Local Habit's kale was first fermented with Serrano chilis and then steamed with apple cider vinegar.
Salty and Sour had differing opinions on this dish. Sour initially called it "delish," but after a few bites also felt it needed to be cooked a little longer, while Salty loved its firmness. Sour also felt it needed more salt or a little bacon to enhance the flavor. Salty felt it stood completely on its own.
Craft Brew Alternatives
We didn’t try any of their Gluten Free Beers but felt it was important to mention them, along with their various ciders, including Julian Hard Apple Cider and several others from Fox Barrel.
They also have a delightful list of non-alcoholic beverages, including root beer, ginger ale, iced tea and Kombucha, which is made in house and tastes delicious.
A carefully chosen mixture of California whites and reds round out the beverages they offer.
Mobile and Daily Specials
Local Habit has their very own iPhone app at the Apple Market Place. You will get drink and other specials right from your phone and it is free to download.
On Tuesday nights, Local Habit offers a six-pour, 3-ounce flight for only $9 (reg. $11).

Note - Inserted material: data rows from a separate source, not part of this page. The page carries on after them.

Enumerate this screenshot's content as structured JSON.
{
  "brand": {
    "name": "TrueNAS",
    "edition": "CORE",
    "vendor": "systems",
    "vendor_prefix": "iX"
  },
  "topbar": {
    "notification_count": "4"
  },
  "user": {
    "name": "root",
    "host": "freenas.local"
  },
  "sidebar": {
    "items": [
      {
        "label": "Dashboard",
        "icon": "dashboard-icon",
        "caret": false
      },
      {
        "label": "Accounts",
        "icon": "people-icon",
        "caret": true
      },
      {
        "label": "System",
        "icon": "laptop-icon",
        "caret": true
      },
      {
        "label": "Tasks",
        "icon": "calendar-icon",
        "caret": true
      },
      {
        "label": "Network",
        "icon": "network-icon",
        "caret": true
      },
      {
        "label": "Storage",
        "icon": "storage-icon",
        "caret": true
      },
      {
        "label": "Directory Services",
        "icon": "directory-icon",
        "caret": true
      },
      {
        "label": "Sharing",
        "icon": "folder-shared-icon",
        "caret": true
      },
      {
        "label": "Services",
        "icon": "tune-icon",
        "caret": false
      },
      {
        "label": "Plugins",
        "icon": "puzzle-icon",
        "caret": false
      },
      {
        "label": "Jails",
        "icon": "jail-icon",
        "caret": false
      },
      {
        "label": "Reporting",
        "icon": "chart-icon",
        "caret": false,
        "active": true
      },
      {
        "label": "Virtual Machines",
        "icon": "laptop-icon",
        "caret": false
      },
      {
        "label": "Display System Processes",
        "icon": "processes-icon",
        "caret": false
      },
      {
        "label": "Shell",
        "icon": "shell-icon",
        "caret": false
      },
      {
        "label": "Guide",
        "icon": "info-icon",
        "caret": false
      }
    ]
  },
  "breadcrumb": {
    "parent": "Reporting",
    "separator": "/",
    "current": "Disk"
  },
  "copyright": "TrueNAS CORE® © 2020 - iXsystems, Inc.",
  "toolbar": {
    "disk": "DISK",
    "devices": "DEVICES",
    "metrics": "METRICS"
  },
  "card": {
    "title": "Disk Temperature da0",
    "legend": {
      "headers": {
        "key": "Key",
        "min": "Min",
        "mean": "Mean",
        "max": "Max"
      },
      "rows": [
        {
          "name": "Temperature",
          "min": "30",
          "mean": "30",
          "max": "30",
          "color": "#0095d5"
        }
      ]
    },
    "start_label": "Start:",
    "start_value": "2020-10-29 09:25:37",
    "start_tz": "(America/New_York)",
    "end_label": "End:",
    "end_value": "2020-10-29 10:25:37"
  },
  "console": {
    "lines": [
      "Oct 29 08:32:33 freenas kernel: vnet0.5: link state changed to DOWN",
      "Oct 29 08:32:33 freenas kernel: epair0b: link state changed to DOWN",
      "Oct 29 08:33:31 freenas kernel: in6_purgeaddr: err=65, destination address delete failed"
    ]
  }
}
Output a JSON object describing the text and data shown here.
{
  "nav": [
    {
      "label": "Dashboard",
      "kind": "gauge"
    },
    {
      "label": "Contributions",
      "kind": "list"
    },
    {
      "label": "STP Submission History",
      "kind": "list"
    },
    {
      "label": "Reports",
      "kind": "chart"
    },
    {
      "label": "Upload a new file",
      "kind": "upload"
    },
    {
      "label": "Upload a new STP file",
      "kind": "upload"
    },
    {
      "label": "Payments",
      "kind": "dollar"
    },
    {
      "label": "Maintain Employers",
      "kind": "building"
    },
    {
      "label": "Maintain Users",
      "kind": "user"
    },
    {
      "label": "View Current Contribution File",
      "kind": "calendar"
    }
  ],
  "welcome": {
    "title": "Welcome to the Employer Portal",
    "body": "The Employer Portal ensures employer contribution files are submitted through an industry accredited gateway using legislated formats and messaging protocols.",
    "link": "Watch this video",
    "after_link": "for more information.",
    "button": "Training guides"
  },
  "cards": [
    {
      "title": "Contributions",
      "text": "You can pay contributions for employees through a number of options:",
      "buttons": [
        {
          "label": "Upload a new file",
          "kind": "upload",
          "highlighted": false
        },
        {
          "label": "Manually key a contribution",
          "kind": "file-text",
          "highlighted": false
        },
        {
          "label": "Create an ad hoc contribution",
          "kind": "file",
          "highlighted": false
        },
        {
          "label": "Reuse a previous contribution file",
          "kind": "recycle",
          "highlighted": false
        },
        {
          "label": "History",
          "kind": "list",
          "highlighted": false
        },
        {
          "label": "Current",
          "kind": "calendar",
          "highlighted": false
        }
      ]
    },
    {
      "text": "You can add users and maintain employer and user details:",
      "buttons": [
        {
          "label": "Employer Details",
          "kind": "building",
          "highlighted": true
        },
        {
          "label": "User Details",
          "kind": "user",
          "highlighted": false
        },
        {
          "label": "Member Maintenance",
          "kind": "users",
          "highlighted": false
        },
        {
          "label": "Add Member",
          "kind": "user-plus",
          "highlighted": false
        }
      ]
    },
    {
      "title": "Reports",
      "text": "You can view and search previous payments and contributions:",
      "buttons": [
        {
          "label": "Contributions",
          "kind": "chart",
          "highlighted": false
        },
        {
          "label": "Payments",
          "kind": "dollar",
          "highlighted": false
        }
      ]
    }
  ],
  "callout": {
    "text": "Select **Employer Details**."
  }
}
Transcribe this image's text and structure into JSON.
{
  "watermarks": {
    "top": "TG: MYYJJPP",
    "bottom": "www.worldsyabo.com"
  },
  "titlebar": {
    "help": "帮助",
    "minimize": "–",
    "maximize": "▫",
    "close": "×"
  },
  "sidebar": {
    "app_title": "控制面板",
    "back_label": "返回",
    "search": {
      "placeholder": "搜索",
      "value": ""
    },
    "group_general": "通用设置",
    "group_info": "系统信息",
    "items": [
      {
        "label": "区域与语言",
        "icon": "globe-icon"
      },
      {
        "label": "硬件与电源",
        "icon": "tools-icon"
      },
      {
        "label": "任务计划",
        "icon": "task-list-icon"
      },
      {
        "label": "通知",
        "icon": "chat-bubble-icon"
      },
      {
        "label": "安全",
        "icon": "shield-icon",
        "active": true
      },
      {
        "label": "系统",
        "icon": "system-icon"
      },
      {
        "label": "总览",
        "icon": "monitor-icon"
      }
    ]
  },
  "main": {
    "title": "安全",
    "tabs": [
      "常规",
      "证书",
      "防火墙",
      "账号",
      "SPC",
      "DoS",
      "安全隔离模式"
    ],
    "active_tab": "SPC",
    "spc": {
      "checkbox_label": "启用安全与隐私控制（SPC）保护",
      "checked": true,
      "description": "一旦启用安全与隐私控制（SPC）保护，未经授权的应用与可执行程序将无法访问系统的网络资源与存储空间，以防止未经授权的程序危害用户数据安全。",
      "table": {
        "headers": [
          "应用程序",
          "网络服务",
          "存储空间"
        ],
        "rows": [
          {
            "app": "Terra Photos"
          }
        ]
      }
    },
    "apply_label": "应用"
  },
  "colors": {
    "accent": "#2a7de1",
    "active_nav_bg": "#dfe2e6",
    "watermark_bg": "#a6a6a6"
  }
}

Every Thursday there is a new Cask on Tap, which comes with a progressive cask special. From 4:30 to 5:30 pm, it is $2, from 5:30 to 6:30 pm $3, and from 6:30 to 7:30 it is $4.
If the cask is still flowing on Friday they, will start the special over again, beginning at 4:30.
Various creole-inspired delights adorn the Cali-Creole Brunch, served only on Sundays from 10 am to 2:30 pm.
Their fresh squeezed Mimosas ($6) are not the "all you can drink" kind, so expect an exceptional blend, using California navel oranges left on the vine for six months.
The house-cured pepper bacon is smoked in house, but their Habernero Jelly Pork Belly with Fried Eggs and Cheesy Polenta ($10) is their biggest seller.
Those not in the mood for egg dishes on Sunday can still find sandwiches and many of their other standards on the menu, like pizzas, sides and salads.
Since Chef Brune was born and raised in Louisiana, February is one of the busiest months so far for the popular eatery.
Here is a rundown of their special dinners and events planned for the shortest month of the year.
Feb. 18: Balboa Park’s Taste of San Diego
Chef Brune will be whipping up tasty bites and pairing them with a half dozen local breweries. Proceeds go to San Diego Historical Center educational programs.
For more information and tickets: Taste of San Diego.
Feb. 19: Crawfish Broil
Chef Nick is bringing his Louisiana roots to San Diego for a traditional Crawfish Broil.
From 11 am to 6 pm on Friday, Feb. 19, you can have 1.5 pounds of broiled Southern hospitality.
You will get $1 off all beers if you wear Mardi Gras beads between 11 am and 6 pm.
After 6 pm, normal service will commence with various crawfish specials offered throughout the evening.
They recommend reservations for parties of six or more.
Feb. 21: Fat Tuesday Brewmaster’s Dinner
Five courses of Creole food paired with five craft brews from Anderson Valley Brewing Company.
6 or 7 pm seating, $50 per person
For more information and tickets, click HERE.
After 8 pm, the restaurant and bar will be open for drinks and special Mardi Gras-themed dishes until 10 pm. The bar may stay open later.
Make sure you stop by before, during or after the Hillcrest Mardi Gras celebration.
All in all, Local Habit has some of the most creative items on their menu that we’ve ever seen. And you won’t find them wasting any food; leftovers will appear in other dishes on the daily specials menu or even in the next day’s bread.
Even the most discerning craft brew drinker will never be disappointed with their ever-changing selections from thoughtfully chosen breweries that often take on the theme of the moment.
"The two things I wouldn’t have ever tried (Mirliton and cauliflower) were my favorites," Sour said at the end of our meal.
Climb out of your comfort zone and try something new at Local Habit. We don't think you will be disappointed you did.